From Resident Evil, Silent Hill, World of Warcraft, and Tomb Raider to more recently Monster Hunter, Hollywood has never been shy about adapting video games to movies.
With distinct awe of adventure and a firm but cynical grasp on reality, A Sky Of Engines: Book One of the Space Hobo trilogy explores the mundane and everyday life of a normal person living in the high-tech sci-fi future.
It is no secret that power tends to corrupt and this is a theme that has been explored by many authors. Even those who start out with the best interests of others can find their moral sense diminish as they gain more and more power.
Life on the run doesn’t allow for being kind to the ocean. “I ran in there, I barked out orders for epinephrine, I commanded someone younger and more fit than myself to start CPR, but the reality is that Rick died and nothing we did changed that.”
The conclusion of Game of Thrones left a void in the television schedule of many viewers and proved just how successful adaptations of books can be when done correctly.
Although January didn't automatically end all the problems of the previous year as many had hoped, it did bring with it a lull following the busy holiday season. For many, it means a fresh start and an opportunity to try and do better.
Ousted whistle-blower Beau Walker is spinning his wheels as the resident eccentric academic at a small and unremarkable university, until one day he is marched back into this world where a project based in research he helped develop is out of control and killing people.
From fantasy to science fiction, the ocean has always held a fascination for authors and readers. The ocean covers more than 70% of the Earth's surface, so it is no surprise that mankind has always wondered about what lurks in its dark depths.
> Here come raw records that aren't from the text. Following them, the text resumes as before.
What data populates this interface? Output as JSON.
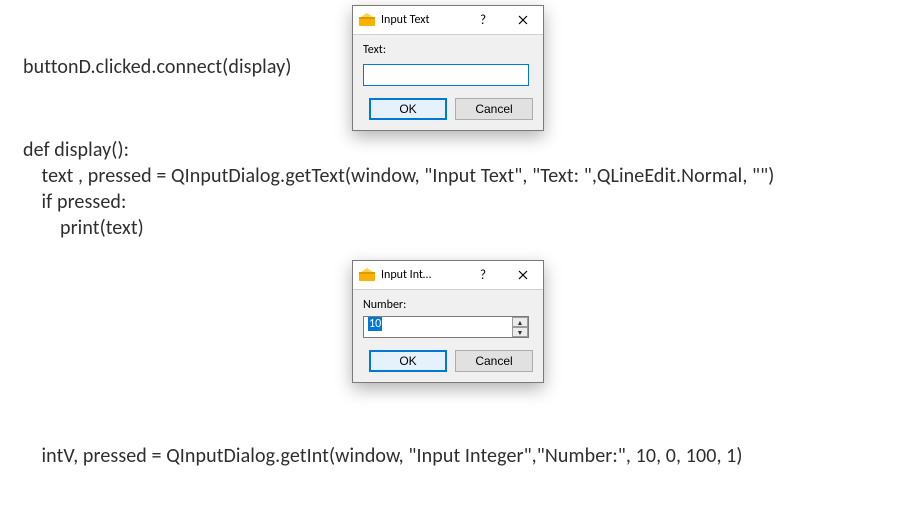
{
  "code": {
    "l1": "buttonD.clicked.connect(display)",
    "l2": "def display():",
    "l3": "    text , pressed = QInputDialog.getText(window, \"Input Text\", \"Text: \",QLineEdit.Normal, \"\")",
    "l4": "    if pressed:",
    "l5": "        print(text)",
    "l6": "    intV, pressed = QInputDialog.getInt(window, \"Input Integer\",\"Number:\", 10, 0, 100, 1)"
  },
  "dialog_text": {
    "title": "Input Text",
    "help": "?",
    "label": "Text:",
    "value": "",
    "ok": "OK",
    "cancel": "Cancel"
  },
  "dialog_int": {
    "title": "Input Int…",
    "help": "?",
    "label": "Number:",
    "value": "10",
    "ok": "OK",
    "cancel": "Cancel"
  }
}
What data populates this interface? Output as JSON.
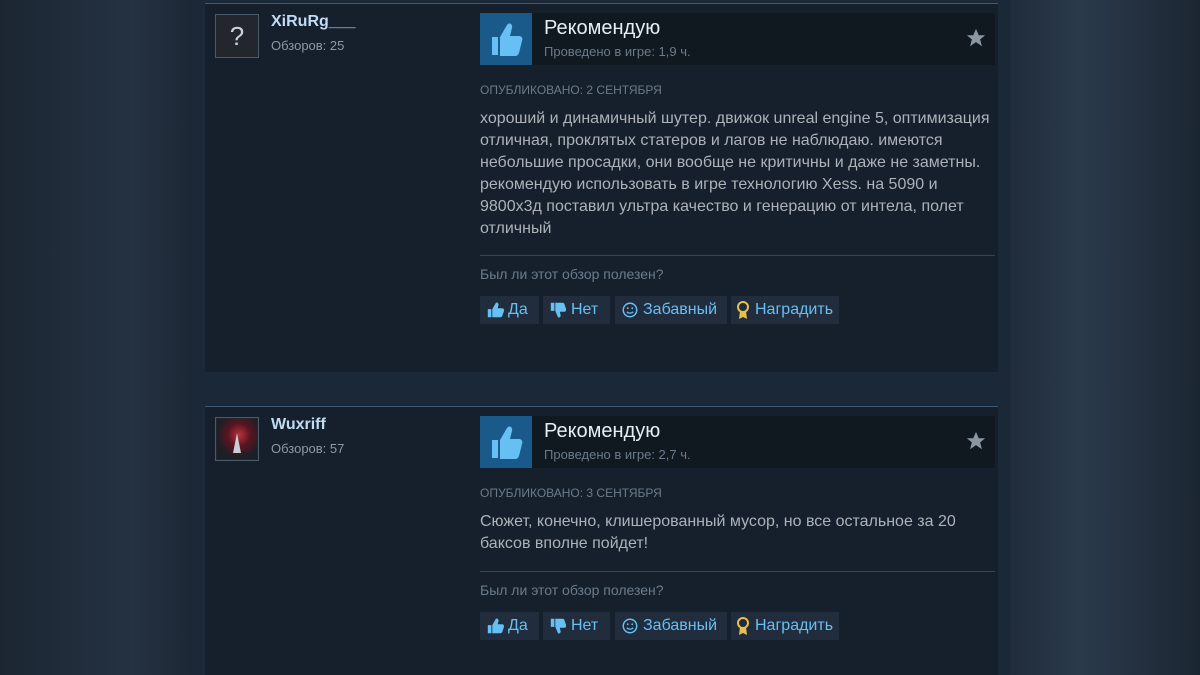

Wade Garrison’s Promise is an exceptional Western novel, so God’s Coffin had pretty big boots to fill, but thankfully Richard Greene does not disappoint.